And Yet...

All of this about bodies might lead one to believe that in early modern thought there was no place for the body. But consider:

1. In the Renaissance, there was a move from seeing God as the centre, to seeing humans as the centre. Not quite a focus on the body, perhaps but... The Greek fascination with the body comes back into play. The body is again a thing of beauty, through its sense of proportion. Granted, the beautiful body only takes our mind to the higher ideal of beauty, but still, bodies were not just lumps of matter.

2. In architecture, buildings are organized like bodies, either literally or symbolically.

3. There is greater fascination with the machine, and people start thinking that all can be explained by just appealing to machines. La Mettrie, for example, or Hobbes.

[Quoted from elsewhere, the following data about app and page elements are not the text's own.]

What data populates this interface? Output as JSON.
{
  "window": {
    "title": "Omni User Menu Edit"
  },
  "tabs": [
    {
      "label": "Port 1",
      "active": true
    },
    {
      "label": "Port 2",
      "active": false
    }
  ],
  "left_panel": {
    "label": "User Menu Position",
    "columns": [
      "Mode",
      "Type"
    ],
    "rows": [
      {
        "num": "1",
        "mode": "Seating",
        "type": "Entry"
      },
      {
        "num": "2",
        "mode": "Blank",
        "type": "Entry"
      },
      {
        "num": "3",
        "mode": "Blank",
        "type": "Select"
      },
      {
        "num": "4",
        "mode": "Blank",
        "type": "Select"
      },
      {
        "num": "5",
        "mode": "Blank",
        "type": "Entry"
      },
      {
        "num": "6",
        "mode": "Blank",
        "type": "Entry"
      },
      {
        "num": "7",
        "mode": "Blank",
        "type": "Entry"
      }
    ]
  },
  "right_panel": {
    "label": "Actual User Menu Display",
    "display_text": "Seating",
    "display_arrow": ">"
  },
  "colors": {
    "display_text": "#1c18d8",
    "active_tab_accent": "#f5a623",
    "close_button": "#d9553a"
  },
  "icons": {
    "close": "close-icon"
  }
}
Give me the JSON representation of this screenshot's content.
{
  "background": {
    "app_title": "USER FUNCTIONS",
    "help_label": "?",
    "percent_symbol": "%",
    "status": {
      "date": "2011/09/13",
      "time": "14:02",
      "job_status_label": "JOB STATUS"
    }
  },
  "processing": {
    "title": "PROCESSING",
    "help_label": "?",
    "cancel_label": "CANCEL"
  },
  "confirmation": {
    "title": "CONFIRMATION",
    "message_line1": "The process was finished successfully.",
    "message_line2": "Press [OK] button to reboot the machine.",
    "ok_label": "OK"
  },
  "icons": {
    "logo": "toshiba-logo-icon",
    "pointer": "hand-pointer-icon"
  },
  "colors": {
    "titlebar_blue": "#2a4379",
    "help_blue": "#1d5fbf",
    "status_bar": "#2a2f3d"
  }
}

4. People start thinking about the justification for particular kinds of physical reality. Economics, while not yet a discipline (that doesn't happen until the19th century), starts thinking about our physical life together. Indeed, one writer has argued that the seven deadly sins (all sins of the body) are the virtues of economics.

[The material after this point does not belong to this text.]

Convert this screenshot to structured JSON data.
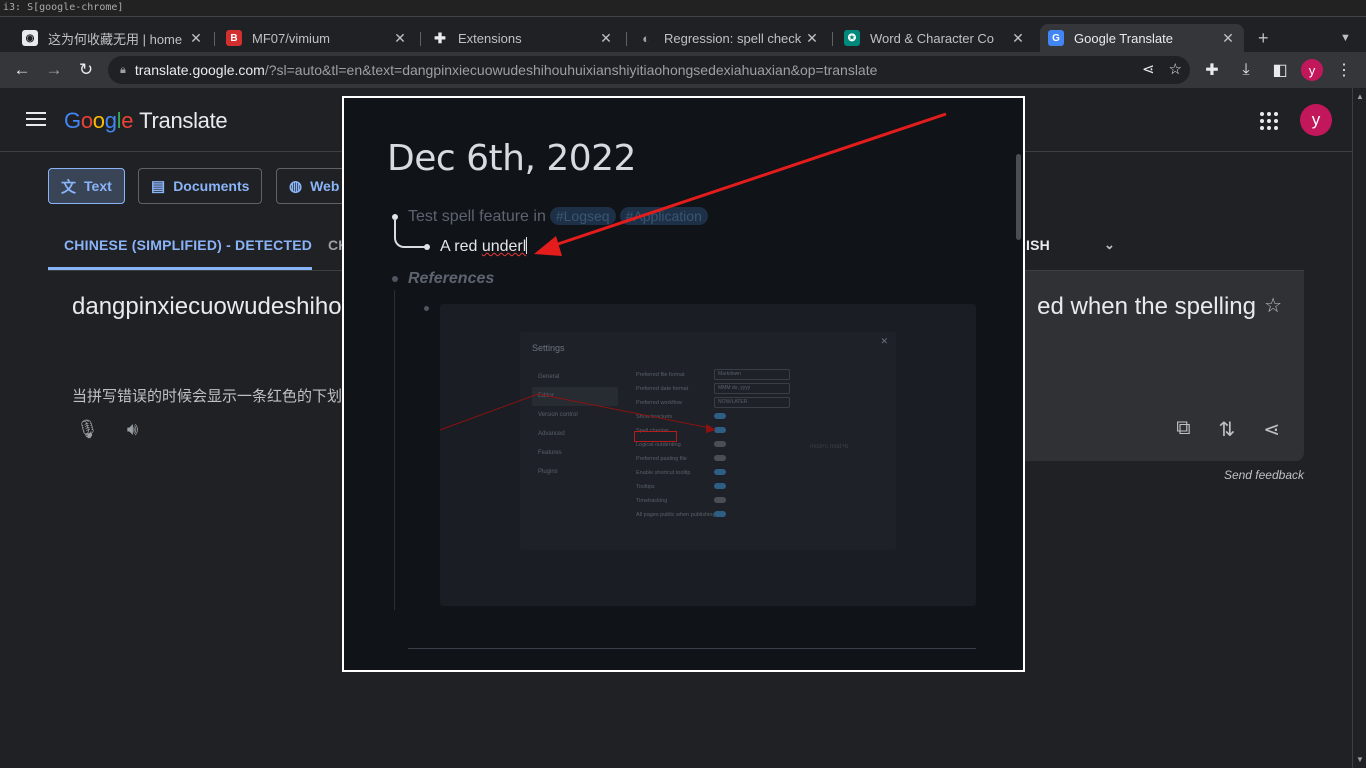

5. In both the Reformation and the Renaissance, there was a greater emphasis on the individual. Granted, this often meant individual intelligence or reason, but not always.